PROBLEM TO SOLVE >> Using the listing below, report each line holding the string "usludze".

── SUPPLIED MATERIAL ──

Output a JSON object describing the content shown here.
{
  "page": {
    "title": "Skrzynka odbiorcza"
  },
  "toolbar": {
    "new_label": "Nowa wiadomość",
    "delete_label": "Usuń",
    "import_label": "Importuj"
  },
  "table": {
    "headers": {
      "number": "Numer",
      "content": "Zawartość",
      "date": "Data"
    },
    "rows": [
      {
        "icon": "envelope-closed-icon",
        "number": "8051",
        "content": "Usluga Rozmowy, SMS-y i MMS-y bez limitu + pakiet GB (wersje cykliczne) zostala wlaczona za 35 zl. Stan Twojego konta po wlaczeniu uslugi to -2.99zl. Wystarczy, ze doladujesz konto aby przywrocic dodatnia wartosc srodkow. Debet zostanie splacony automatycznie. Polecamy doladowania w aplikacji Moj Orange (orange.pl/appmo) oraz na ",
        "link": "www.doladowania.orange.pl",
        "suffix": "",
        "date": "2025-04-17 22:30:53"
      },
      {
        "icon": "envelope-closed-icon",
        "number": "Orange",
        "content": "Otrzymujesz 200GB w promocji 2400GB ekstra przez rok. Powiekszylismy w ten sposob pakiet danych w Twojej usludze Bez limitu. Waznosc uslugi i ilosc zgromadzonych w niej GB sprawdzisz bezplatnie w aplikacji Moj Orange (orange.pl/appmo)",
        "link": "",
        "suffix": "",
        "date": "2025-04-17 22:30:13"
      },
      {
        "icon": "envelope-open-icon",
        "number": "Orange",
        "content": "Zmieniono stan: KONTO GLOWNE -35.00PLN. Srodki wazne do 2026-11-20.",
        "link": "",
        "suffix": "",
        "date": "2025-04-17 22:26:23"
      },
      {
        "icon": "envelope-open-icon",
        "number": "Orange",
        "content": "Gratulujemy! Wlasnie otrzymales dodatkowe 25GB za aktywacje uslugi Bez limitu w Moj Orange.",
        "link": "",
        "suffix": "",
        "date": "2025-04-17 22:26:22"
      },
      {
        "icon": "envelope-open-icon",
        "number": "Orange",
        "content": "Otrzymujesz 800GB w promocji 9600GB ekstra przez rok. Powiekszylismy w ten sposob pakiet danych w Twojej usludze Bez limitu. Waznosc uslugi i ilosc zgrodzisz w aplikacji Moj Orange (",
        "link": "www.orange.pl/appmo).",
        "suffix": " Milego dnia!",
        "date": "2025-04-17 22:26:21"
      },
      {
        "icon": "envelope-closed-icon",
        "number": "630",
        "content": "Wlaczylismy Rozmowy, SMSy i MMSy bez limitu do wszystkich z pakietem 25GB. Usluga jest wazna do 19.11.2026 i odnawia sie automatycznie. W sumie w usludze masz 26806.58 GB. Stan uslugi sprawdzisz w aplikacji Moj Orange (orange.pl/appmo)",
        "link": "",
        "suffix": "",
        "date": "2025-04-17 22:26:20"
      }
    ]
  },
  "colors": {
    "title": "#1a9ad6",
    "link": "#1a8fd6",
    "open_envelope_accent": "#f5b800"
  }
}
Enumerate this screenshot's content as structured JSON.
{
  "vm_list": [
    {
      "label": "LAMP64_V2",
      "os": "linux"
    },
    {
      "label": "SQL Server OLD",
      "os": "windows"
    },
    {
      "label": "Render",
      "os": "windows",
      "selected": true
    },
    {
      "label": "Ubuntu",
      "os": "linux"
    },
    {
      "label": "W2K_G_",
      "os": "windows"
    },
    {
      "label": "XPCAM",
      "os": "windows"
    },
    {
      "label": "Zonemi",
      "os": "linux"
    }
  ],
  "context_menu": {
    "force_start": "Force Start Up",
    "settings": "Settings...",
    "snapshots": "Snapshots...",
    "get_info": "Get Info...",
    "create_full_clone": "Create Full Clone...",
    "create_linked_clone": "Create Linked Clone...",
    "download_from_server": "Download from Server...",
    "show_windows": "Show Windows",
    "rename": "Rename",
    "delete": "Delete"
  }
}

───

EXERCISE RESPONSE >>
        "content": "Otrzymujesz 200GB w promocji 2400GB ekstra przez rok. Powiekszylismy w ten sposob pakiet danych w Twojej usludze Bez limitu. Waznosc uslugi i ilosc zgromadzonych w niej GB sprawdzisz bezplatnie w aplikacji Moj Orange (orange.pl/appmo)",
        "content": "Otrzymujesz 800GB w promocji 9600GB ekstra przez rok. Powiekszylismy w ten sposob pakiet danych w Twojej usludze Bez limitu. Waznosc uslugi i ilosc zgrodzisz w aplikacji Moj Orange (",
        "content": "Wlaczylismy Rozmowy, SMSy i MMSy bez limitu do wszystkich z pakietem 25GB. Usluga jest wazna do 19.11.2026 i odnawia sie automatycznie. W sumie w usludze masz 26806.58 GB. Stan uslugi sprawdzisz w aplikacji Moj Orange (orange.pl/appmo)",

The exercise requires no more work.